## AIM OF THE EXERCISE
In the copy, include every entry exactly but none of the pictures.

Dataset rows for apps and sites
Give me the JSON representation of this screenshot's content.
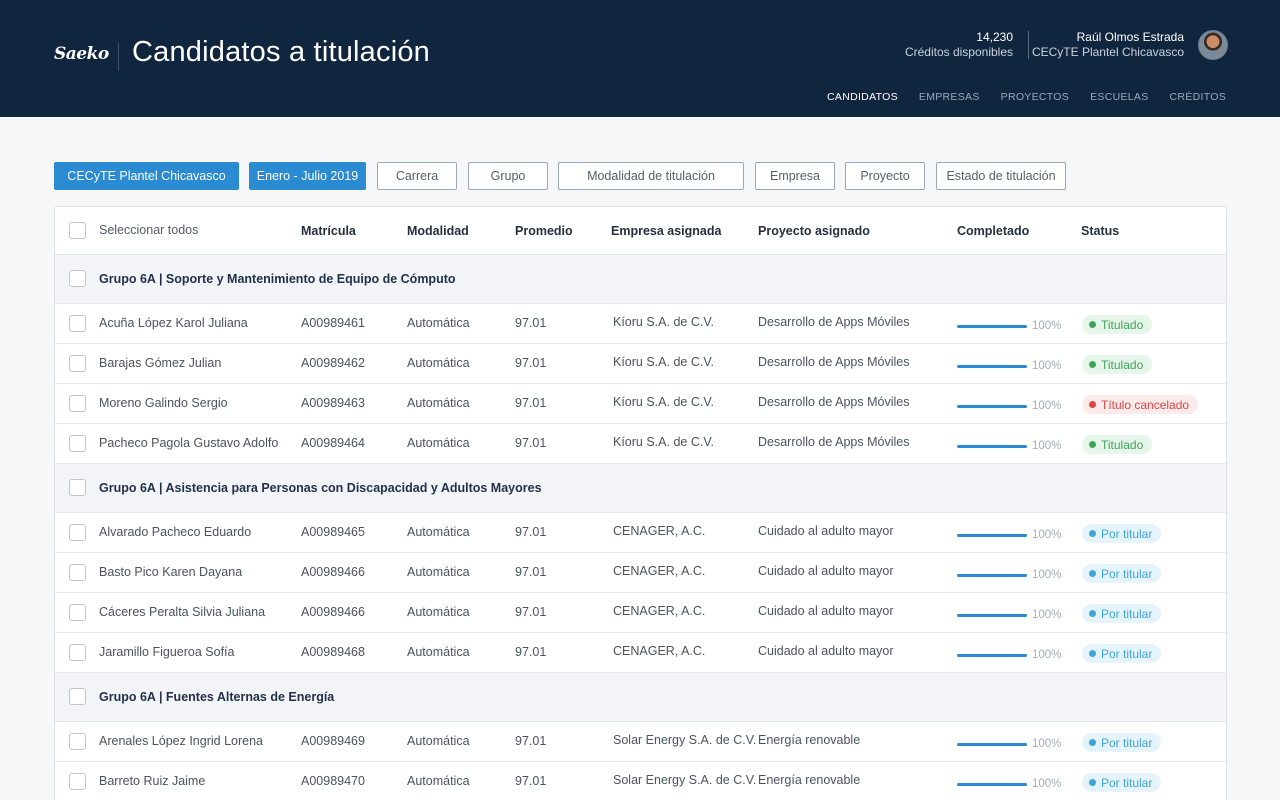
{
  "header": {
    "logo": "Saeko",
    "title": "Candidatos a titulación",
    "credits_value": "14,230",
    "credits_label": "Créditos disponibles",
    "user_name": "Raúl Olmos Estrada",
    "user_school": "CECyTE Plantel Chicavasco",
    "nav": [
      "CANDIDATOS",
      "EMPRESAS",
      "PROYECTOS",
      "ESCUELAS",
      "CRÉDITOS"
    ]
  },
  "filters": [
    "CECyTE Plantel Chicavasco",
    "Enero - Julio 2019",
    "Carrera",
    "Grupo",
    "Modalidad de titulación",
    "Empresa",
    "Proyecto",
    "Estado de titulación"
  ],
  "table": {
    "headers": {
      "select_all": "Seleccionar todos",
      "matricula": "Matrícula",
      "modalidad": "Modalidad",
      "promedio": "Promedio",
      "empresa": "Empresa asignada",
      "proyecto": "Proyecto asignado",
      "completado": "Completado",
      "status": "Status"
    },
    "groups": [
      {
        "title": "Grupo 6A | Soporte y Mantenimiento de Equipo de Cómputo",
        "rows": [
          {
            "name": "Acuña López Karol Juliana",
            "matricula": "A00989461",
            "modalidad": "Automática",
            "promedio": "97.01",
            "empresa": "Kíoru S.A. de C.V.",
            "proyecto": "Desarrollo de Apps Móviles",
            "completado": "100%",
            "status": "Titulado"
          },
          {
            "name": "Barajas Gómez Julian",
            "matricula": "A00989462",
            "modalidad": "Automática",
            "promedio": "97.01",
            "empresa": "Kíoru S.A. de C.V.",
            "proyecto": "Desarrollo de Apps Móviles",
            "completado": "100%",
            "status": "Titulado"
          },
          {
            "name": "Moreno Galindo Sergio",
            "matricula": "A00989463",
            "modalidad": "Automática",
            "promedio": "97.01",
            "empresa": "Kíoru S.A. de C.V.",
            "proyecto": "Desarrollo de Apps Móviles",
            "completado": "100%",
            "status": "Título cancelado"
          },
          {
            "name": "Pacheco Pagola Gustavo Adolfo",
            "matricula": "A00989464",
            "modalidad": "Automática",
            "promedio": "97.01",
            "empresa": "Kíoru S.A. de C.V.",
            "proyecto": "Desarrollo de Apps Móviles",
            "completado": "100%",
            "status": "Titulado"
          }
        ]
      },
      {
        "title": "Grupo 6A | Asistencia para Personas con Discapacidad y Adultos Mayores",
        "rows": [
          {
            "name": "Alvarado Pacheco Eduardo",
            "matricula": "A00989465",
            "modalidad": "Automática",
            "promedio": "97.01",
            "empresa": "CENAGER, A.C.",
            "proyecto": "Cuidado al adulto mayor",
            "completado": "100%",
            "status": "Por titular"
          },
          {
            "name": "Basto Pico Karen Dayana",
            "matricula": "A00989466",
            "modalidad": "Automática",
            "promedio": "97.01",
            "empresa": "CENAGER, A.C.",
            "proyecto": "Cuidado al adulto mayor",
            "completado": "100%",
            "status": "Por titular"
          },
          {
            "name": "Cáceres Peralta Silvia Juliana",
            "matricula": "A00989466",
            "modalidad": "Automática",
            "promedio": "97.01",
            "empresa": "CENAGER, A.C.",
            "proyecto": "Cuidado al adulto mayor",
            "completado": "100%",
            "status": "Por titular"
          },
          {
            "name": "Jaramillo Figueroa Sofía",
            "matricula": "A00989468",
            "modalidad": "Automática",
            "promedio": "97.01",
            "empresa": "CENAGER, A.C.",
            "proyecto": "Cuidado al adulto mayor",
            "completado": "100%",
            "status": "Por titular"
          }
        ]
      },
      {
        "title": "Grupo 6A | Fuentes Alternas de Energía",
        "rows": [
          {
            "name": "Arenales López Ingrid Lorena",
            "matricula": "A00989469",
            "modalidad": "Automática",
            "promedio": "97.01",
            "empresa": "Solar Energy S.A. de C.V.",
            "proyecto": "Energía renovable",
            "completado": "100%",
            "status": "Por titular"
          },
          {
            "name": "Barreto Ruiz Jaime",
            "matricula": "A00989470",
            "modalidad": "Automática",
            "promedio": "97.01",
            "empresa": "Solar Energy S.A. de C.V.",
            "proyecto": "Energía renovable",
            "completado": "100%",
            "status": "Por titular"
          }
        ]
      }
    ]
  },
  "status_colors": {
    "Titulado": "#3da55a",
    "Título cancelado": "#e04444",
    "Por titular": "#3fa5d8"
  }
}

## REPLY
Give me the JSON representation of this screenshot's content.
{
  "header": {
    "logo": "Saeko",
    "title": "Candidatos a titulación",
    "credits_value": "14,230",
    "credits_label": "Créditos disponibles",
    "user_name": "Raúl Olmos Estrada",
    "user_school": "CECyTE Plantel Chicavasco",
    "nav": [
      "CANDIDATOS",
      "EMPRESAS",
      "PROYECTOS",
      "ESCUELAS",
      "CRÉDITOS"
    ]
  },
  "filters": [
    "CECyTE Plantel Chicavasco",
    "Enero - Julio 2019",
    "Carrera",
    "Grupo",
    "Modalidad de titulación",
    "Empresa",
    "Proyecto",
    "Estado de titulación"
  ],
  "table": {
    "headers": {
      "select_all": "Seleccionar todos",
      "matricula": "Matrícula",
      "modalidad": "Modalidad",
      "promedio": "Promedio",
      "empresa": "Empresa asignada",
      "proyecto": "Proyecto asignado",
      "completado": "Completado",
      "status": "Status"
    },
    "groups": [
      {
        "title": "Grupo 6A | Soporte y Mantenimiento de Equipo de Cómputo",
        "rows": [
          {
            "name": "Acuña López Karol Juliana",
            "matricula": "A00989461",
            "modalidad": "Automática",
            "promedio": "97.01",
            "empresa": "Kíoru S.A. de C.V.",
            "proyecto": "Desarrollo de Apps Móviles",
            "completado": "100%",
            "status": "Titulado"
          },
          {
            "name": "Barajas Gómez Julian",
            "matricula": "A00989462",
            "modalidad": "Automática",
            "promedio": "97.01",
            "empresa": "Kíoru S.A. de C.V.",
            "proyecto": "Desarrollo de Apps Móviles",
            "completado": "100%",
            "status": "Titulado"
          },
          {
            "name": "Moreno Galindo Sergio",
            "matricula": "A00989463",
            "modalidad": "Automática",
            "promedio": "97.01",
            "empresa": "Kíoru S.A. de C.V.",
            "proyecto": "Desarrollo de Apps Móviles",
            "completado": "100%",
            "status": "Título cancelado"
          },
          {
            "name": "Pacheco Pagola Gustavo Adolfo",
            "matricula": "A00989464",
            "modalidad": "Automática",
            "promedio": "97.01",
            "empresa": "Kíoru S.A. de C.V.",
            "proyecto": "Desarrollo de Apps Móviles",
            "completado": "100%",
            "status": "Titulado"
          }
        ]
      },
      {
        "title": "Grupo 6A | Asistencia para Personas con Discapacidad y Adultos Mayores",
        "rows": [
          {
            "name": "Alvarado Pacheco Eduardo",
            "matricula": "A00989465",
            "modalidad": "Automática",
            "promedio": "97.01",
            "empresa": "CENAGER, A.C.",
            "proyecto": "Cuidado al adulto mayor",
            "completado": "100%",
            "status": "Por titular"
          },
          {
            "name": "Basto Pico Karen Dayana",
            "matricula": "A00989466",
            "modalidad": "Automática",
            "promedio": "97.01",
            "empresa": "CENAGER, A.C.",
            "proyecto": "Cuidado al adulto mayor",
            "completado": "100%",
            "status": "Por titular"
          },
          {
            "name": "Cáceres Peralta Silvia Juliana",
            "matricula": "A00989466",
            "modalidad": "Automática",
            "promedio": "97.01",
            "empresa": "CENAGER, A.C.",
            "proyecto": "Cuidado al adulto mayor",
            "completado": "100%",
            "status": "Por titular"
          },
          {
            "name": "Jaramillo Figueroa Sofía",
            "matricula": "A00989468",
            "modalidad": "Automática",
            "promedio": "97.01",
            "empresa": "CENAGER, A.C.",
            "proyecto": "Cuidado al adulto mayor",
            "completado": "100%",
            "status": "Por titular"
          }
        ]
      },
      {
        "title": "Grupo 6A | Fuentes Alternas de Energía",
        "rows": [
          {
            "name": "Arenales López Ingrid Lorena",
            "matricula": "A00989469",
            "modalidad": "Automática",
            "promedio": "97.01",
            "empresa": "Solar Energy S.A. de C.V.",
            "proyecto": "Energía renovable",
            "completado": "100%",
            "status": "Por titular"
          },
          {
            "name": "Barreto Ruiz Jaime",
            "matricula": "A00989470",
            "modalidad": "Automática",
            "promedio": "97.01",
            "empresa": "Solar Energy S.A. de C.V.",
            "proyecto": "Energía renovable",
            "completado": "100%",
            "status": "Por titular"
          }
        ]
      }
    ]
  },
  "status_colors": {
    "Titulado": "#3da55a",
    "Título cancelado": "#e04444",
    "Por titular": "#3fa5d8"
  }
}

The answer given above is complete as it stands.